***** DATASET ENTRIES *****
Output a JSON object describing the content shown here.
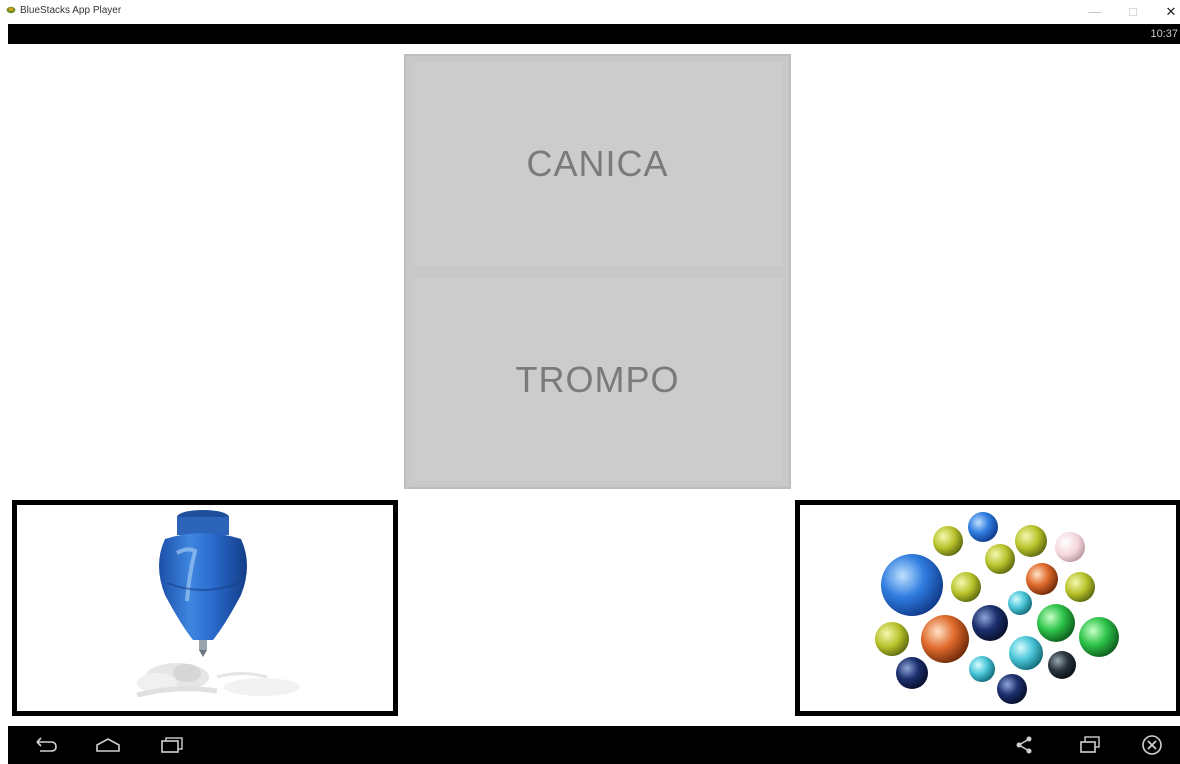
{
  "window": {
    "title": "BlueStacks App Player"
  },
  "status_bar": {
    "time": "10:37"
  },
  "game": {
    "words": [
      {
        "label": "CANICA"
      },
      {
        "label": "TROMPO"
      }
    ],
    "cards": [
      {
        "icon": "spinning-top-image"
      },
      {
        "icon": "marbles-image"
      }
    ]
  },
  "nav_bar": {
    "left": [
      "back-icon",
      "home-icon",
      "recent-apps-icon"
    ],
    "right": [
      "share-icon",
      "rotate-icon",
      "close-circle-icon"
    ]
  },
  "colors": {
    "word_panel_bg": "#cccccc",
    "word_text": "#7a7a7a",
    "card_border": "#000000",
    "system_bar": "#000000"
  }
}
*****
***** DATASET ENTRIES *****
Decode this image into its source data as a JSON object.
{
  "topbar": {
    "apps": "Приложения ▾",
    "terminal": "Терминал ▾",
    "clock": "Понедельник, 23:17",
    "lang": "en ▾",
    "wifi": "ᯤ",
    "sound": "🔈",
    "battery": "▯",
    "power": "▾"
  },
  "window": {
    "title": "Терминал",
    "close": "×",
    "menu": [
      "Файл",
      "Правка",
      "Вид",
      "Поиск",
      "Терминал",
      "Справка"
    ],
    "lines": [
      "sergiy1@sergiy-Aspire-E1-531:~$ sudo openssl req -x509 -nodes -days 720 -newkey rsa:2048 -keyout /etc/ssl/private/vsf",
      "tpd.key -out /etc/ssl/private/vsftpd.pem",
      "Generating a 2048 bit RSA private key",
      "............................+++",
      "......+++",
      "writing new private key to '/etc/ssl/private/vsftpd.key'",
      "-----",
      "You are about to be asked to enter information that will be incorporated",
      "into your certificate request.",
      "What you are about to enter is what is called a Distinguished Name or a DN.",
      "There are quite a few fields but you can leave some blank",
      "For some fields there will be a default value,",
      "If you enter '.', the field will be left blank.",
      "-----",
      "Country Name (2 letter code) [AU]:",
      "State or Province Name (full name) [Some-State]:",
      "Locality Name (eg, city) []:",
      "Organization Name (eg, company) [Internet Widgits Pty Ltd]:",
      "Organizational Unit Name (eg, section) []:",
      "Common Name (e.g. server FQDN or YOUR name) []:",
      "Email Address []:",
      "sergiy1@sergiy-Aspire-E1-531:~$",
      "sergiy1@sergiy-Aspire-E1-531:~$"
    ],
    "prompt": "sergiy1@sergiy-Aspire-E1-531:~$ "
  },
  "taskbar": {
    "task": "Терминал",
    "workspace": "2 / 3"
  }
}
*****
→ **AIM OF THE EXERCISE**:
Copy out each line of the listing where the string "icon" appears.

→ **SOLUTION TO THE PROBLEM**:
        "icon": "spinning-top-image"
        "icon": "marbles-image"
      "back-icon",
      "home-icon",
      "recent-apps-icon"
      "share-icon",
      "rotate-icon",
      "close-circle-icon"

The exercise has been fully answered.